Middle schooler overcomes diversity

caines | 1/24/2013, 4:30 a.m.

Albinism and visual impairment won't stop Angel from her dreams

In elementary school, many kids are affected by bullying and academic pressure. Then, when middle school comes around the issues seem to increase with the addition of peer pressure and sometimes low self-esteem. Angel Wallace, 14, an eighth grader, has dealt with the common problems of most children while in elementary and middle school, but even moreso because she is albino. Regardless of her differences, Angel does not let the challenges of albinism or visual impairment stop her from being confident and excelling in academics and in music. Yet she will admit that she has endured some tough times. My elementary school years werent exactly the best years of my life, Angel said. But now I feel better and confident about being albino. According to Angel, she was stared at in class, her peers would say mean things and some people would run away from her, while in elementary school. Now in middle school, Angel has experienced less problems. Her mom believes that the challenges have decreased because students have more knowledge of what albinism is and because Angel now attends a school that is more accepting of her than those that are in her neighborhood. I had to take her out of the all-Black school, Karen Wallace, Angel's mother, said. There were more ignorant stares and more pick-ats than what you would experience in the other communities. She explained that although it is common for Angel to be stared at, in Black communities people would stare and then stare again. Some would go even further and make fun of Angel. But through it all, both Angel and Karen have remained positive and has been a support system for each other. Angel said that it is her mom and her passion for music that has kept her motivated and encouraged.

Angels silver lining

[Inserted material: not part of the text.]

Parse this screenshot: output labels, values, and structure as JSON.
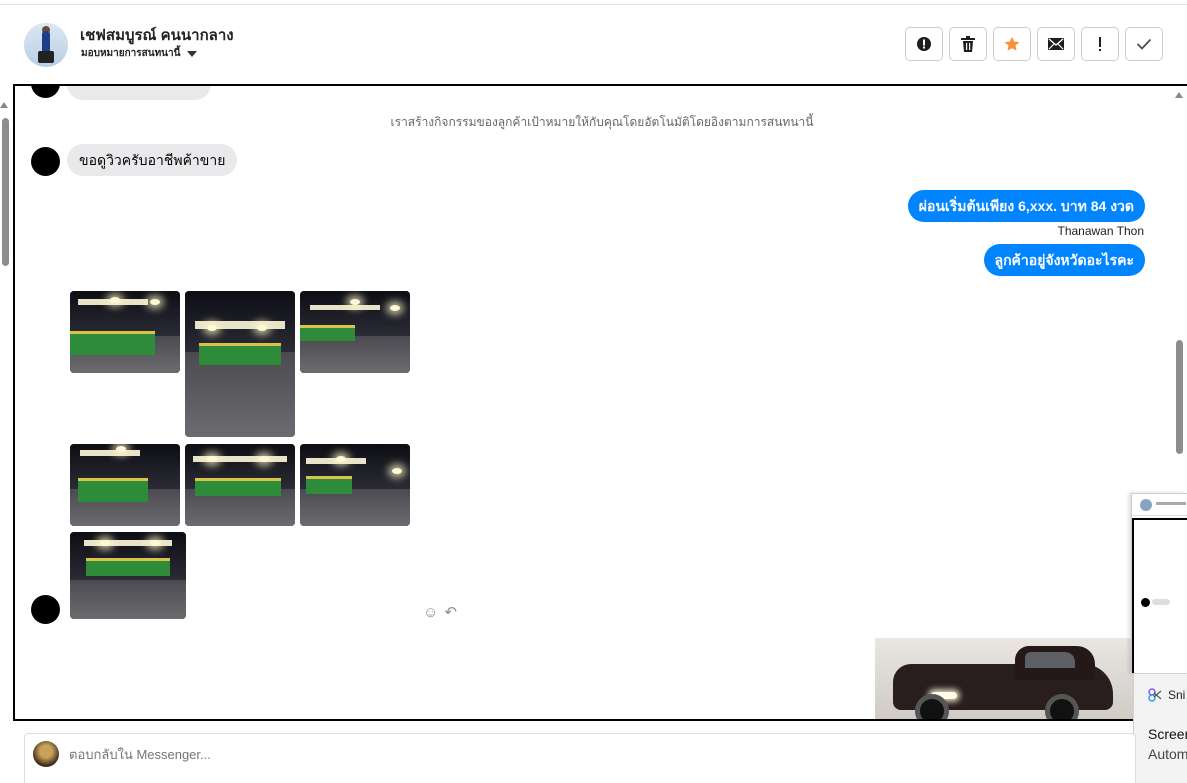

Also Angel receives support and encouragement from organizations like the National Organization for Albinism and Hypo-pigmentation and the Miami Light House for the blind and visually impaired. I tell Angel that shes my hero because she keeps me strong and focused, Karen said. She shows me how to push and persevere through all of my trials because she does. Angel is known around Miami Lakes Middle School for her passion and dedication as a tenor saxophonist. She started playing the saxophone in the sixth grade and mastered it that very same year, according to Karen. She has even received first and second place ratings in county-wide and state-wide music competitions. In addition, because of her commitment and leadership skills Angel has served as drum major of her school band during her seventh grade year and now she serves as band captain. As a band member, some of Angels favorite moments were performing in Christmas festivals, veterans parades, spring concerts and competitions. Angel said she enjoys being in band because it makes her feel important. She even sets goals on how she will grow as a musician each year. After middle school and high school, Angel plans on going to college to study Oncology and Music. You can do just about anything that you set your mind to, Angel said. You can be anything, just like I have for the past three years. By Malika A. Wright mwright@miamitimesonline.com